In the late sixties and early seventies, many car companies were enamored with the power density of Wankel rotary engines, including NSU, Mazda, Mercedes-Benz and General Motors. GM ultimately built at least two mid-engine "Corvette" concepts with Wankels, one with two rotors and the other with four. The four-rotor was eventually replaced by a small block to become the Aerovette. When John Z. Delorean left to create his own car, he envisioned it propelled by a rotary engine as well.

As was the case with every other carmaker save Mazda, the Wankel was ultimately abandoned in favor of a piston engine. But one Delorean owner didn't forget the original vision. Through the 1980s and 1990s the only rotary-powered car sold in the US market was the Mazda RX-7 although Mazda did offer the engine in other Japanese-market models. One of those was a coupe called the Eunos Cosmo. The Cosmo eventually got a 2.0L three-rotor version of the engine that put out 300hp. One of these was sacrificed to provide a new heart for the Delorean you see here.

There's more commentary after the jump, and a video, too.

[Source: EliseUSA.com via CarScoop]


The Wankel is bolted to the back of a six-speed gearbox from a 1995 Porsche 911 C2, while the original instrument cluster was swapped out in favor of the electronic cluster from the Cosmo.
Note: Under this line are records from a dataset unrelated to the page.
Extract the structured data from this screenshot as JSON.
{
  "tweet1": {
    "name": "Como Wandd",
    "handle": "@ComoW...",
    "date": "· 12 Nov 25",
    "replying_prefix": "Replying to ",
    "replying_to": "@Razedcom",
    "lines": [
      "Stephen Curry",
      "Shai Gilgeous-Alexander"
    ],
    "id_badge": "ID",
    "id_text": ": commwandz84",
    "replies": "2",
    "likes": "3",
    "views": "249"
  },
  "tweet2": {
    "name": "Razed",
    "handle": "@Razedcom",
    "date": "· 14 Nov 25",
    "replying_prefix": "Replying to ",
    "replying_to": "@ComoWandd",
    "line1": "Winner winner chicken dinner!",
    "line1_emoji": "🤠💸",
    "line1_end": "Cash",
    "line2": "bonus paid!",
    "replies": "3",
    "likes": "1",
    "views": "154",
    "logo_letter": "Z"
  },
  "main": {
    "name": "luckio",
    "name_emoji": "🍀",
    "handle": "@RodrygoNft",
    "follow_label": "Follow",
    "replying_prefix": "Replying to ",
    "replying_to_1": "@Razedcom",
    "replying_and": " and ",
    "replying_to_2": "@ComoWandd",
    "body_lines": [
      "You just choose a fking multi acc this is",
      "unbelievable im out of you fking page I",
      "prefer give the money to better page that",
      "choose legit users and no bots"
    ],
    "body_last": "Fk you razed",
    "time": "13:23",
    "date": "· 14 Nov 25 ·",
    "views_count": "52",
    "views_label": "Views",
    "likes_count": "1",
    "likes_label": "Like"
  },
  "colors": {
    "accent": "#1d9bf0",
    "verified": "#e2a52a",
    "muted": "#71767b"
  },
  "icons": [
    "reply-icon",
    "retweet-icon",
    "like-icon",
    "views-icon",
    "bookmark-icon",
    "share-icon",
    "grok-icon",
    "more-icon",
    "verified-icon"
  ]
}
The end result is a very respectable 0-60mph time of 4.5 seconds, which is less than half the time a stock model would take. If all the Deloreans were as quick as this one and looked as good thanks to the paint job, the boss might not have had to resort to a bungled drug deal to try and save the company.